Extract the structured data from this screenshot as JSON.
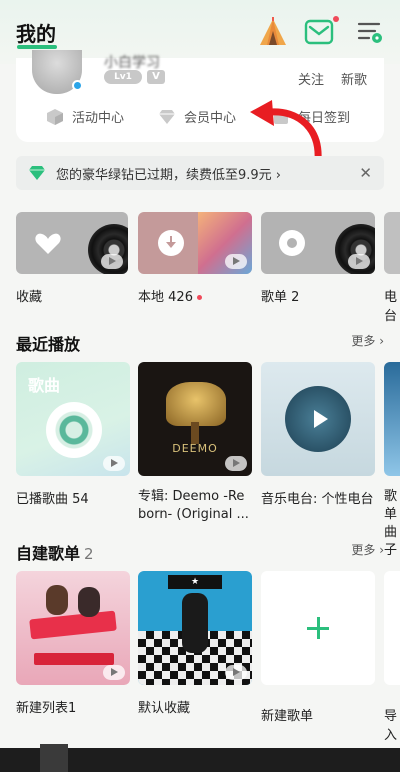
{
  "header": {
    "title": "我的",
    "messages_unread": true
  },
  "profile": {
    "username": "小白学习",
    "level_badge": "Lv1",
    "vip_badge": "V",
    "follow_label": "关注",
    "newsong_label": "新歌",
    "links": [
      {
        "label": "活动中心",
        "icon": "cube-icon"
      },
      {
        "label": "会员中心",
        "icon": "diamond-icon"
      },
      {
        "label": "每日签到",
        "icon": "calendar-icon"
      }
    ]
  },
  "vip_banner": {
    "text": "您的豪华绿钻已过期，续费低至9.9元 ›",
    "close": "✕",
    "accent": "#2bbf7d"
  },
  "quick_tiles": [
    {
      "label": "收藏",
      "count": "",
      "color": "#b5b5b5",
      "icon": "heart-icon"
    },
    {
      "label": "本地",
      "count": "426",
      "color": "#c49a9a",
      "icon": "download-icon"
    },
    {
      "label": "歌单",
      "count": "2",
      "color": "#b3b3b3",
      "icon": "disc-icon"
    },
    {
      "label": "电台",
      "count": "",
      "color": "#c0c0c0",
      "icon": "radio-icon"
    }
  ],
  "recent": {
    "title": "最近播放",
    "more": "更多 ›",
    "items": [
      {
        "cover_text": "歌曲",
        "label": "已播歌曲 54",
        "label2": ""
      },
      {
        "cover_text": "DEEMO",
        "label": "专辑: Deemo -Re",
        "label2": "born- (Original ..."
      },
      {
        "cover_text": "",
        "label": "音乐电台: 个性电台",
        "label2": ""
      },
      {
        "cover_text": "",
        "label": "歌单",
        "label2": "曲子"
      }
    ]
  },
  "playlists": {
    "title": "自建歌单",
    "count": "2",
    "more": "更多 ›",
    "items": [
      {
        "label": "新建列表1"
      },
      {
        "label": "默认收藏"
      },
      {
        "label": "新建歌单"
      },
      {
        "label": "导入"
      }
    ]
  }
}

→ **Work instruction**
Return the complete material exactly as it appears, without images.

→ **Solution for this problem**
Extract the structured data from this screenshot as JSON.
{
  "header": {
    "title": "我的",
    "messages_unread": true
  },
  "profile": {
    "username": "小白学习",
    "level_badge": "Lv1",
    "vip_badge": "V",
    "follow_label": "关注",
    "newsong_label": "新歌",
    "links": [
      {
        "label": "活动中心",
        "icon": "cube-icon"
      },
      {
        "label": "会员中心",
        "icon": "diamond-icon"
      },
      {
        "label": "每日签到",
        "icon": "calendar-icon"
      }
    ]
  },
  "vip_banner": {
    "text": "您的豪华绿钻已过期，续费低至9.9元 ›",
    "close": "✕",
    "accent": "#2bbf7d"
  },
  "quick_tiles": [
    {
      "label": "收藏",
      "count": "",
      "color": "#b5b5b5",
      "icon": "heart-icon"
    },
    {
      "label": "本地",
      "count": "426",
      "color": "#c49a9a",
      "icon": "download-icon"
    },
    {
      "label": "歌单",
      "count": "2",
      "color": "#b3b3b3",
      "icon": "disc-icon"
    },
    {
      "label": "电台",
      "count": "",
      "color": "#c0c0c0",
      "icon": "radio-icon"
    }
  ],
  "recent": {
    "title": "最近播放",
    "more": "更多 ›",
    "items": [
      {
        "cover_text": "歌曲",
        "label": "已播歌曲 54",
        "label2": ""
      },
      {
        "cover_text": "DEEMO",
        "label": "专辑: Deemo -Re",
        "label2": "born- (Original ..."
      },
      {
        "cover_text": "",
        "label": "音乐电台: 个性电台",
        "label2": ""
      },
      {
        "cover_text": "",
        "label": "歌单",
        "label2": "曲子"
      }
    ]
  },
  "playlists": {
    "title": "自建歌单",
    "count": "2",
    "more": "更多 ›",
    "items": [
      {
        "label": "新建列表1"
      },
      {
        "label": "默认收藏"
      },
      {
        "label": "新建歌单"
      },
      {
        "label": "导入"
      }
    ]
  }
}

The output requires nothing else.